STORED DATA Start Marker

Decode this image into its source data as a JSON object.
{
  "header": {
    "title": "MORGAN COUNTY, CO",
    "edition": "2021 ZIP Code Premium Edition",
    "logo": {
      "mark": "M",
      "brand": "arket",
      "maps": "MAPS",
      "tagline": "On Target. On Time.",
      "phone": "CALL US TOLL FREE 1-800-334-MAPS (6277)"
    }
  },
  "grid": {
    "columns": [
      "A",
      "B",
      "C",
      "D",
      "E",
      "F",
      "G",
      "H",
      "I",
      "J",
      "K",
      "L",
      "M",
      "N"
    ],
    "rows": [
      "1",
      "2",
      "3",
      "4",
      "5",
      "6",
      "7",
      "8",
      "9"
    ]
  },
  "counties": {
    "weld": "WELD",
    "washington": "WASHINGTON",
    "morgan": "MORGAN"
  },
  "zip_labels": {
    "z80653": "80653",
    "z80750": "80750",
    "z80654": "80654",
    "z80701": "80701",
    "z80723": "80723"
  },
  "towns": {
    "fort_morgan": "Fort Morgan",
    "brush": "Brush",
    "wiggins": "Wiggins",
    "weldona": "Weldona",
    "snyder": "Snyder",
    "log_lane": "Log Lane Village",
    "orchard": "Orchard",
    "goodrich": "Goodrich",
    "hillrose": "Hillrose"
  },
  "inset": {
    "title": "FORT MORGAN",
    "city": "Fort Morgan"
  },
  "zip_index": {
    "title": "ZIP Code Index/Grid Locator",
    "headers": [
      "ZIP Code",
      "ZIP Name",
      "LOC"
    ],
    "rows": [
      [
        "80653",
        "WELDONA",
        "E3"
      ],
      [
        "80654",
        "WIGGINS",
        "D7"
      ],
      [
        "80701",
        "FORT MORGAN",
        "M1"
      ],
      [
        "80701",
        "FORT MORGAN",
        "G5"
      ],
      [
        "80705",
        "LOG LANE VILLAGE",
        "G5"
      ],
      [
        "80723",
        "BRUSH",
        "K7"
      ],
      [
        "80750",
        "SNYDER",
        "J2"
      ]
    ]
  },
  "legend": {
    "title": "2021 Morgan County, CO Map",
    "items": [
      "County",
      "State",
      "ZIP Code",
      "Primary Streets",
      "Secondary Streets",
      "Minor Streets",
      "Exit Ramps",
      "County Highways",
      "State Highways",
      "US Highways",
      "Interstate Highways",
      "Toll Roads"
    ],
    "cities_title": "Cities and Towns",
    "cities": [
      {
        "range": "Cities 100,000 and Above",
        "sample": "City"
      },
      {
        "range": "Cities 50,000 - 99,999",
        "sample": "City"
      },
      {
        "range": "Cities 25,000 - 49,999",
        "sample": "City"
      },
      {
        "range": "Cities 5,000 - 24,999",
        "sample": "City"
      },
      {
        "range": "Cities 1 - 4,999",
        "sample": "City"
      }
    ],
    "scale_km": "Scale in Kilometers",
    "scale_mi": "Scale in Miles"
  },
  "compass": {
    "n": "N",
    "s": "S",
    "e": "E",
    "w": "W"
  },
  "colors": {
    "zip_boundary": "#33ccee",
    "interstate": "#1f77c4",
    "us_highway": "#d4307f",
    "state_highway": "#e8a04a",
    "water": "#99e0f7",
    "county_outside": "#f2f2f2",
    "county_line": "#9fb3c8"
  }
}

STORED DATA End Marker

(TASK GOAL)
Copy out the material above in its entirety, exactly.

(OUTPUT OF THE EXERCISE)
Decode this image into its source data as a JSON object.
{
  "header": {
    "title": "MORGAN COUNTY, CO",
    "edition": "2021 ZIP Code Premium Edition",
    "logo": {
      "mark": "M",
      "brand": "arket",
      "maps": "MAPS",
      "tagline": "On Target. On Time.",
      "phone": "CALL US TOLL FREE 1-800-334-MAPS (6277)"
    }
  },
  "grid": {
    "columns": [
      "A",
      "B",
      "C",
      "D",
      "E",
      "F",
      "G",
      "H",
      "I",
      "J",
      "K",
      "L",
      "M",
      "N"
    ],
    "rows": [
      "1",
      "2",
      "3",
      "4",
      "5",
      "6",
      "7",
      "8",
      "9"
    ]
  },
  "counties": {
    "weld": "WELD",
    "washington": "WASHINGTON",
    "morgan": "MORGAN"
  },
  "zip_labels": {
    "z80653": "80653",
    "z80750": "80750",
    "z80654": "80654",
    "z80701": "80701",
    "z80723": "80723"
  },
  "towns": {
    "fort_morgan": "Fort Morgan",
    "brush": "Brush",
    "wiggins": "Wiggins",
    "weldona": "Weldona",
    "snyder": "Snyder",
    "log_lane": "Log Lane Village",
    "orchard": "Orchard",
    "goodrich": "Goodrich",
    "hillrose": "Hillrose"
  },
  "inset": {
    "title": "FORT MORGAN",
    "city": "Fort Morgan"
  },
  "zip_index": {
    "title": "ZIP Code Index/Grid Locator",
    "headers": [
      "ZIP Code",
      "ZIP Name",
      "LOC"
    ],
    "rows": [
      [
        "80653",
        "WELDONA",
        "E3"
      ],
      [
        "80654",
        "WIGGINS",
        "D7"
      ],
      [
        "80701",
        "FORT MORGAN",
        "M1"
      ],
      [
        "80701",
        "FORT MORGAN",
        "G5"
      ],
      [
        "80705",
        "LOG LANE VILLAGE",
        "G5"
      ],
      [
        "80723",
        "BRUSH",
        "K7"
      ],
      [
        "80750",
        "SNYDER",
        "J2"
      ]
    ]
  },
  "legend": {
    "title": "2021 Morgan County, CO Map",
    "items": [
      "County",
      "State",
      "ZIP Code",
      "Primary Streets",
      "Secondary Streets",
      "Minor Streets",
      "Exit Ramps",
      "County Highways",
      "State Highways",
      "US Highways",
      "Interstate Highways",
      "Toll Roads"
    ],
    "cities_title": "Cities and Towns",
    "cities": [
      {
        "range": "Cities 100,000 and Above",
        "sample": "City"
      },
      {
        "range": "Cities 50,000 - 99,999",
        "sample": "City"
      },
      {
        "range": "Cities 25,000 - 49,999",
        "sample": "City"
      },
      {
        "range": "Cities 5,000 - 24,999",
        "sample": "City"
      },
      {
        "range": "Cities 1 - 4,999",
        "sample": "City"
      }
    ],
    "scale_km": "Scale in Kilometers",
    "scale_mi": "Scale in Miles"
  },
  "compass": {
    "n": "N",
    "s": "S",
    "e": "E",
    "w": "W"
  },
  "colors": {
    "zip_boundary": "#33ccee",
    "interstate": "#1f77c4",
    "us_highway": "#d4307f",
    "state_highway": "#e8a04a",
    "water": "#99e0f7",
    "county_outside": "#f2f2f2",
    "county_line": "#9fb3c8"
  }
}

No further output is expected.